The King Street Station, first opened in 1906, is a historic landmark in Seattle. The building had fallen into disrepair over the years due to weather, time, and increasing transit demands. In an effort to preserve the historic site, the City of Seattle purchased the station from the Burlington Northern Santa Fe (BNSF) Railway Company in 2008 and began a massive restoration campaign in 2009.
Several phases of the project have already addressed issues with the exterior of the building and the structural integrity of the foundation. In 2011, focus shifted to the interior of the building; specifically, the main waiting room. The interior of the building originally featured ornate marble walls and plaster decor. Many of the finer details in the construction were either lost through construction projects or degraded over time. The repairs brought back all of the features that were lost and more using only 13% of the total budget. The site now looks the part of a valued historic landmark.
As certain rooms within the building are still under construction, United Reprographics was commissioned to print a large banner to conceal the unfinished areas during the unveiling of the main waiting room. The banner features sections of the original blueprints for King Street Station.
Seattle Mayor Mike McGinn speaks to the assembled crowd to celebrate the reopening of the main waiting room.
The crowd applauds as the new chandeliers are lit for the first time. The long windows in the left side of the photo show one of the banners we printed to conceal the areas still under construction. The images shown on the banner are pictures from the early years of the station.
Below is a photo of the second large banner we produced for the event featuring the vintage blueprints for the station.

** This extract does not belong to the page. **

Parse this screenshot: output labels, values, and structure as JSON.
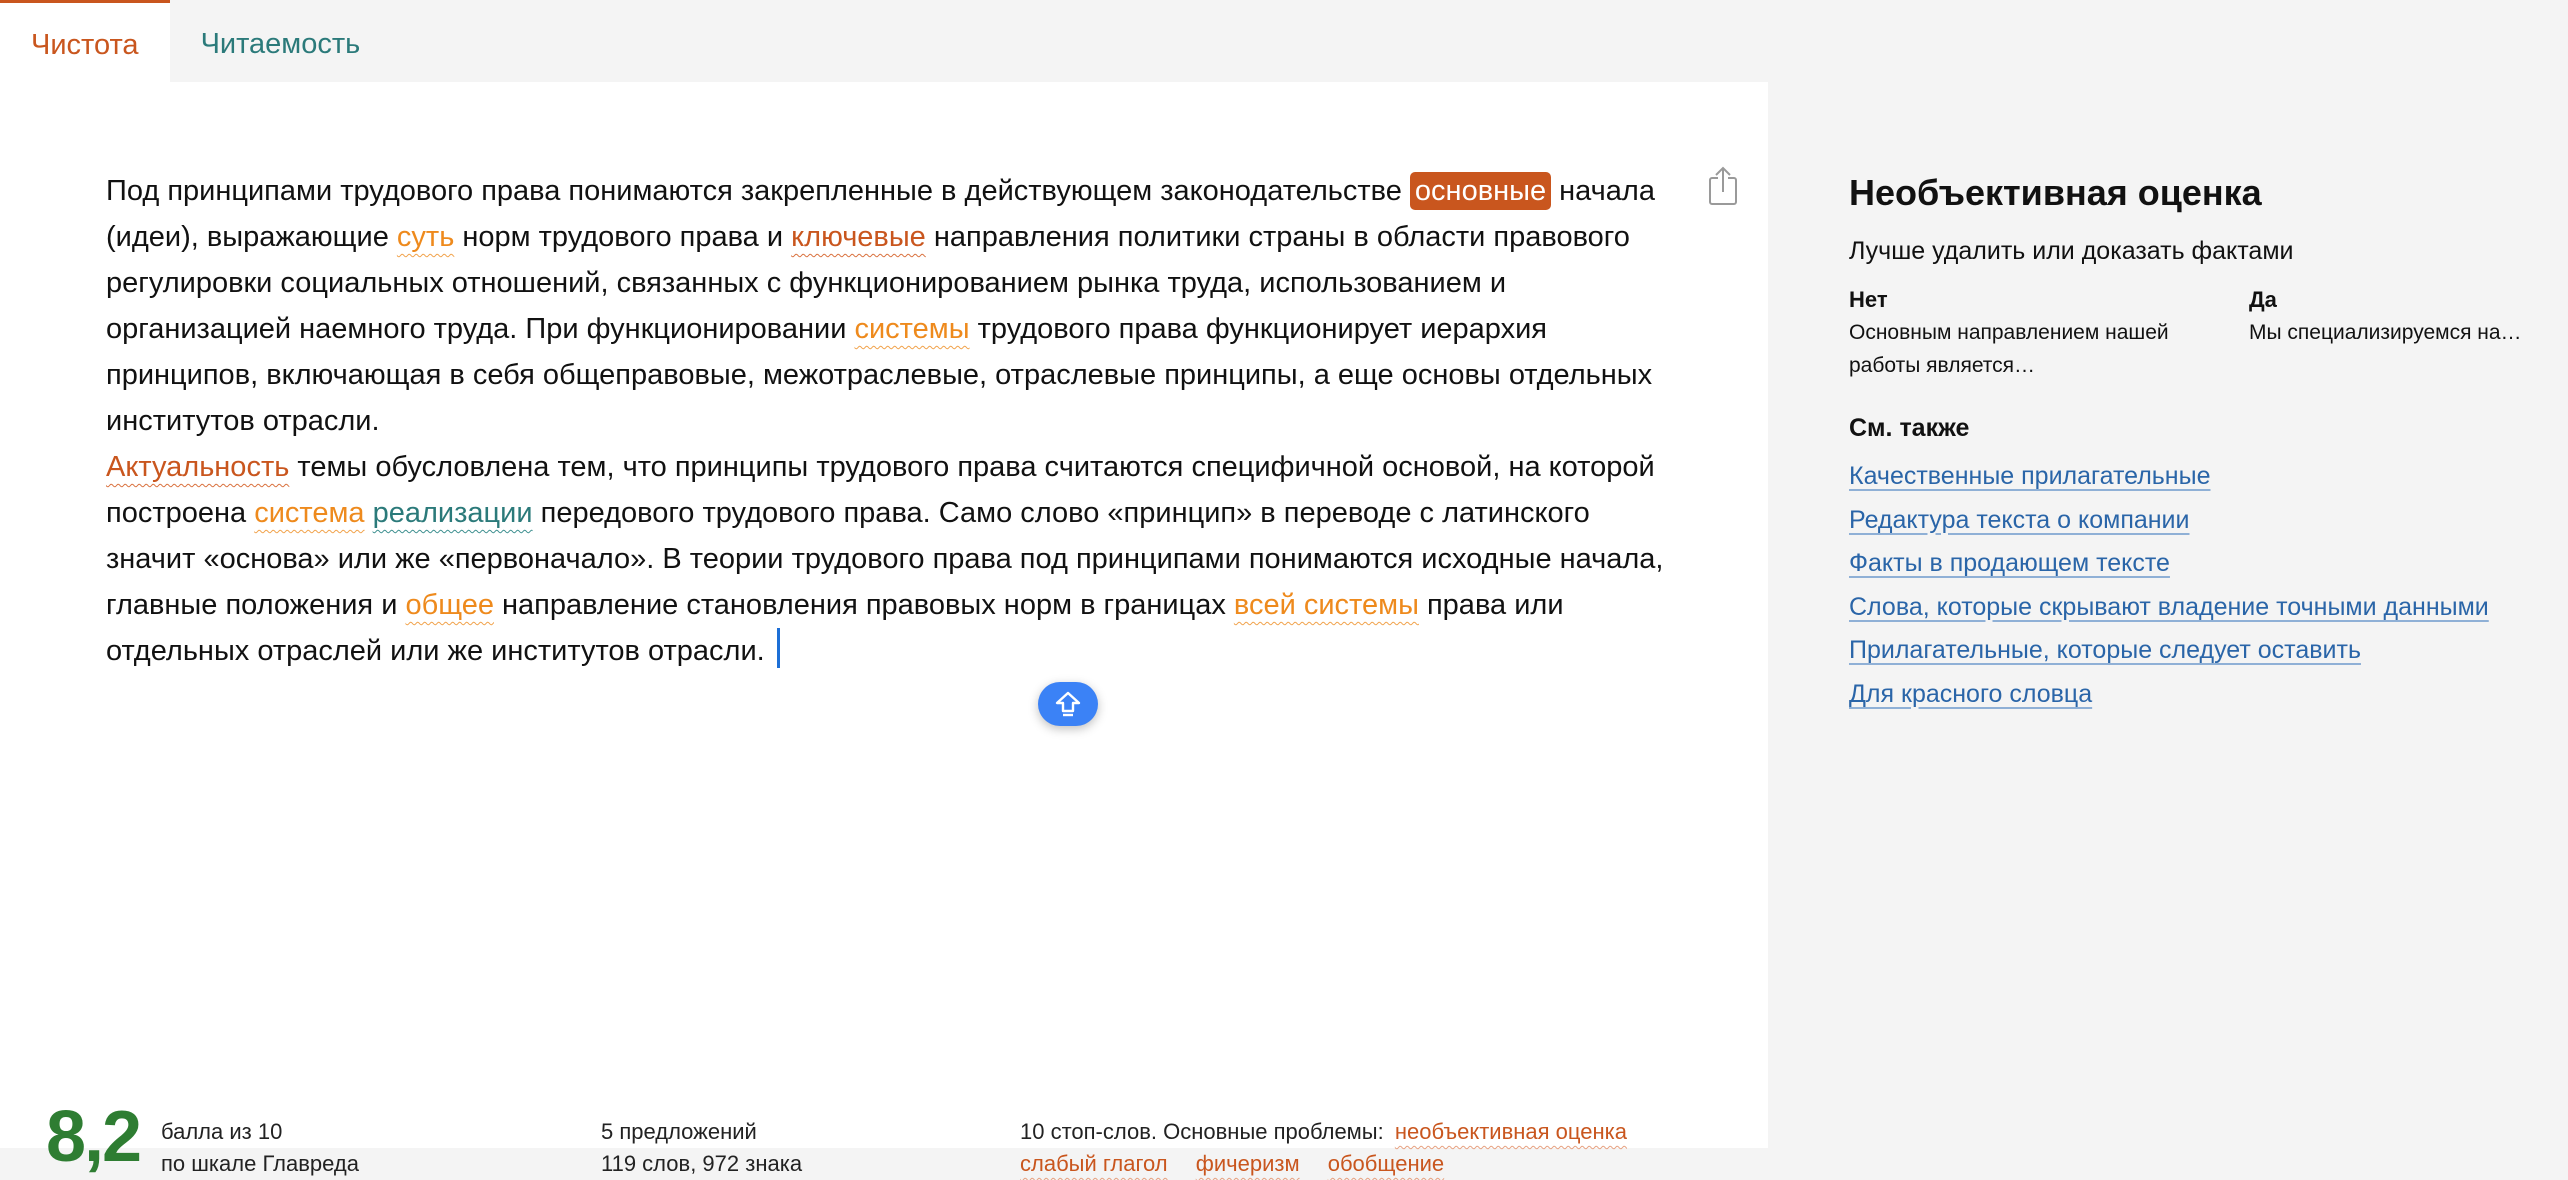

Renovations will continue to make the station a beautiful and long-lasting addition to Seattle’s historical landmarks.